Richard Wagner, Die Meistersinger von Nürnberg
Arne Stollberg
Universität Basel
Die Geburt der deutschen Nationaloper aus dem Geiste des Chorals.
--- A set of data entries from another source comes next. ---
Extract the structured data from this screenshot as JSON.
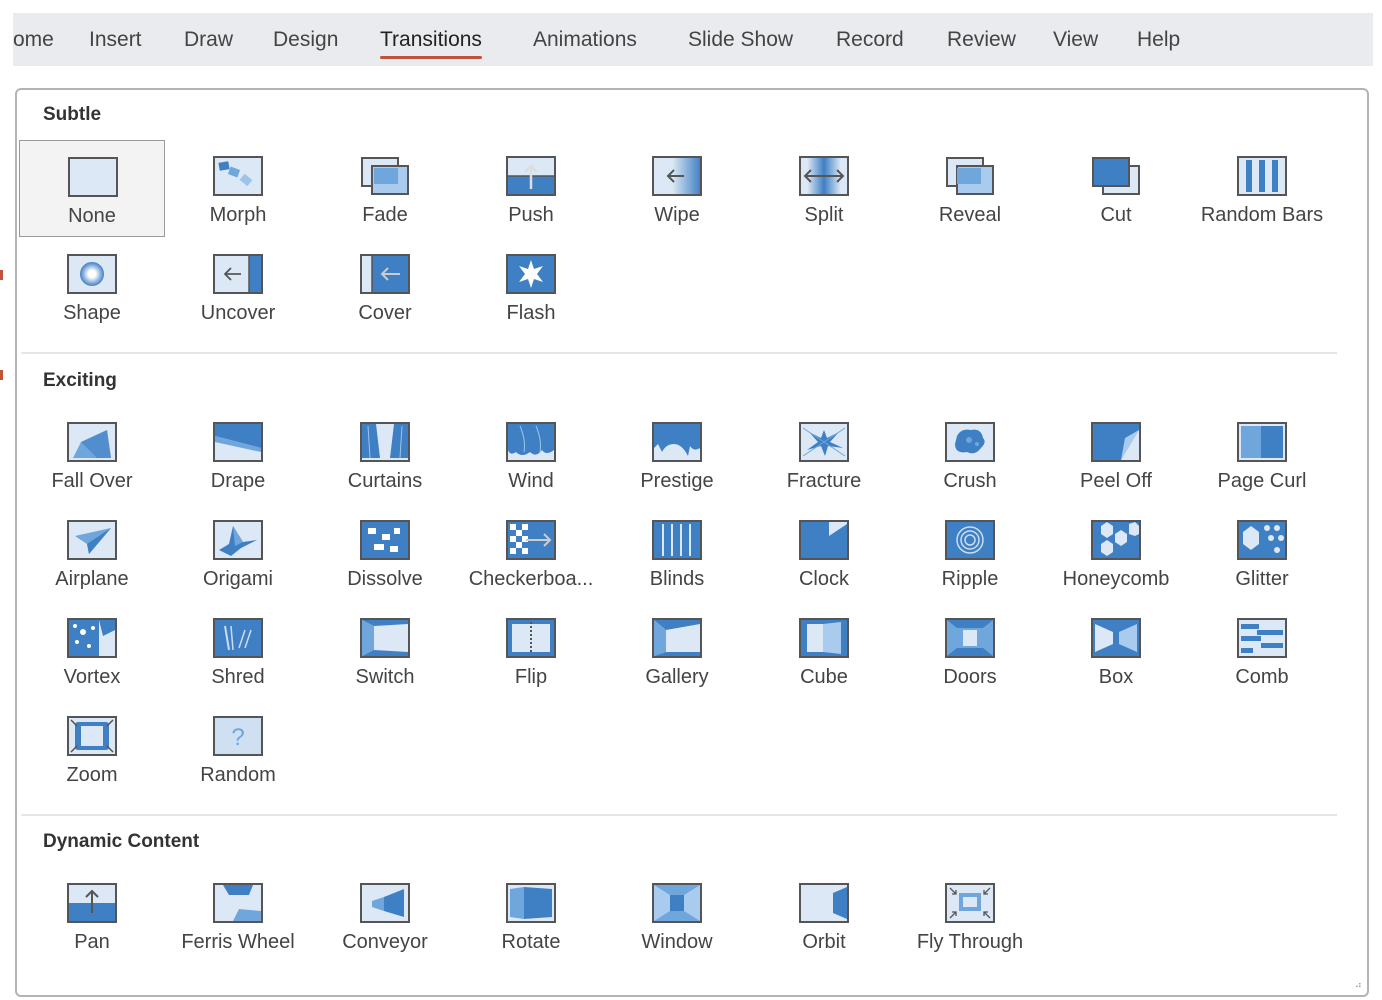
{
  "ribbon": {
    "tabs": [
      {
        "label": "ome",
        "active": false
      },
      {
        "label": "Insert",
        "active": false
      },
      {
        "label": "Draw",
        "active": false
      },
      {
        "label": "Design",
        "active": false
      },
      {
        "label": "Transitions",
        "active": true
      },
      {
        "label": "Animations",
        "active": false
      },
      {
        "label": "Slide Show",
        "active": false
      },
      {
        "label": "Record",
        "active": false
      },
      {
        "label": "Review",
        "active": false
      },
      {
        "label": "View",
        "active": false
      },
      {
        "label": "Help",
        "active": false
      }
    ],
    "accent_color": "#c0543a"
  },
  "gallery": {
    "selected": "None",
    "icon_colors": {
      "dark": "#3f7fc4",
      "mid": "#6fa6dc",
      "light": "#dce8f5",
      "border": "#555555"
    },
    "sections": [
      {
        "title": "Subtle",
        "items": [
          {
            "label": "None",
            "icon": "none-icon"
          },
          {
            "label": "Morph",
            "icon": "morph-icon"
          },
          {
            "label": "Fade",
            "icon": "fade-icon"
          },
          {
            "label": "Push",
            "icon": "push-icon"
          },
          {
            "label": "Wipe",
            "icon": "wipe-icon"
          },
          {
            "label": "Split",
            "icon": "split-icon"
          },
          {
            "label": "Reveal",
            "icon": "reveal-icon"
          },
          {
            "label": "Cut",
            "icon": "cut-icon"
          },
          {
            "label": "Random Bars",
            "icon": "random-bars-icon"
          },
          {
            "label": "Shape",
            "icon": "shape-icon"
          },
          {
            "label": "Uncover",
            "icon": "uncover-icon"
          },
          {
            "label": "Cover",
            "icon": "cover-icon"
          },
          {
            "label": "Flash",
            "icon": "flash-icon"
          }
        ]
      },
      {
        "title": "Exciting",
        "items": [
          {
            "label": "Fall Over",
            "icon": "fall-over-icon"
          },
          {
            "label": "Drape",
            "icon": "drape-icon"
          },
          {
            "label": "Curtains",
            "icon": "curtains-icon"
          },
          {
            "label": "Wind",
            "icon": "wind-icon"
          },
          {
            "label": "Prestige",
            "icon": "prestige-icon"
          },
          {
            "label": "Fracture",
            "icon": "fracture-icon"
          },
          {
            "label": "Crush",
            "icon": "crush-icon"
          },
          {
            "label": "Peel Off",
            "icon": "peel-off-icon"
          },
          {
            "label": "Page Curl",
            "icon": "page-curl-icon"
          },
          {
            "label": "Airplane",
            "icon": "airplane-icon"
          },
          {
            "label": "Origami",
            "icon": "origami-icon"
          },
          {
            "label": "Dissolve",
            "icon": "dissolve-icon"
          },
          {
            "label": "Checkerboa...",
            "icon": "checkerboard-icon"
          },
          {
            "label": "Blinds",
            "icon": "blinds-icon"
          },
          {
            "label": "Clock",
            "icon": "clock-icon"
          },
          {
            "label": "Ripple",
            "icon": "ripple-icon"
          },
          {
            "label": "Honeycomb",
            "icon": "honeycomb-icon"
          },
          {
            "label": "Glitter",
            "icon": "glitter-icon"
          },
          {
            "label": "Vortex",
            "icon": "vortex-icon"
          },
          {
            "label": "Shred",
            "icon": "shred-icon"
          },
          {
            "label": "Switch",
            "icon": "switch-icon"
          },
          {
            "label": "Flip",
            "icon": "flip-icon"
          },
          {
            "label": "Gallery",
            "icon": "gallery-icon"
          },
          {
            "label": "Cube",
            "icon": "cube-icon"
          },
          {
            "label": "Doors",
            "icon": "doors-icon"
          },
          {
            "label": "Box",
            "icon": "box-icon"
          },
          {
            "label": "Comb",
            "icon": "comb-icon"
          },
          {
            "label": "Zoom",
            "icon": "zoom-icon"
          },
          {
            "label": "Random",
            "icon": "random-icon"
          }
        ]
      },
      {
        "title": "Dynamic Content",
        "items": [
          {
            "label": "Pan",
            "icon": "pan-icon"
          },
          {
            "label": "Ferris Wheel",
            "icon": "ferris-wheel-icon"
          },
          {
            "label": "Conveyor",
            "icon": "conveyor-icon"
          },
          {
            "label": "Rotate",
            "icon": "rotate-icon"
          },
          {
            "label": "Window",
            "icon": "window-icon"
          },
          {
            "label": "Orbit",
            "icon": "orbit-icon"
          },
          {
            "label": "Fly Through",
            "icon": "fly-through-icon"
          }
        ]
      }
    ]
  }
}
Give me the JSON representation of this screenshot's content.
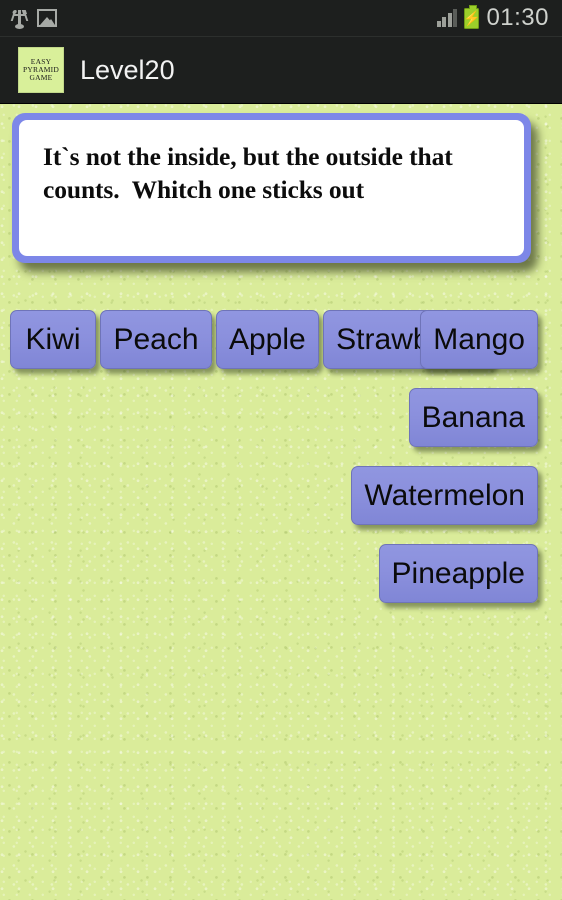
{
  "status_bar": {
    "icons": [
      "usb-icon",
      "picture-icon"
    ],
    "signal_icon": "signal-bars-icon",
    "signal_bars_filled": 3,
    "signal_bars_total": 4,
    "battery_icon": "battery-charging-icon",
    "battery_color": "#9ccf2a",
    "clock": "01:30"
  },
  "action_bar": {
    "app_icon_lines": [
      "EASY",
      "PYRAMID",
      "GAME"
    ],
    "app_icon_color": "#d9f09a",
    "title": "Level20",
    "background": "#1d1f1e"
  },
  "riddle": {
    "text": "It`s not the inside, but the outside that counts.  Whitch one sticks out",
    "border_color": "#7d87e8",
    "panel_color": "#ffffff"
  },
  "answers": {
    "button_color": "#8b90dd",
    "left": [
      {
        "label": "Kiwi"
      },
      {
        "label": "Peach"
      },
      {
        "label": "Apple"
      },
      {
        "label": "Strawberry"
      }
    ],
    "right": [
      {
        "label": "Mango"
      },
      {
        "label": "Banana"
      },
      {
        "label": "Watermelon"
      },
      {
        "label": "Pineapple"
      }
    ]
  },
  "background_color": "#daec9a"
}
Wagners Kaisermarsch und die „protestantische“ Musik der Meistersinger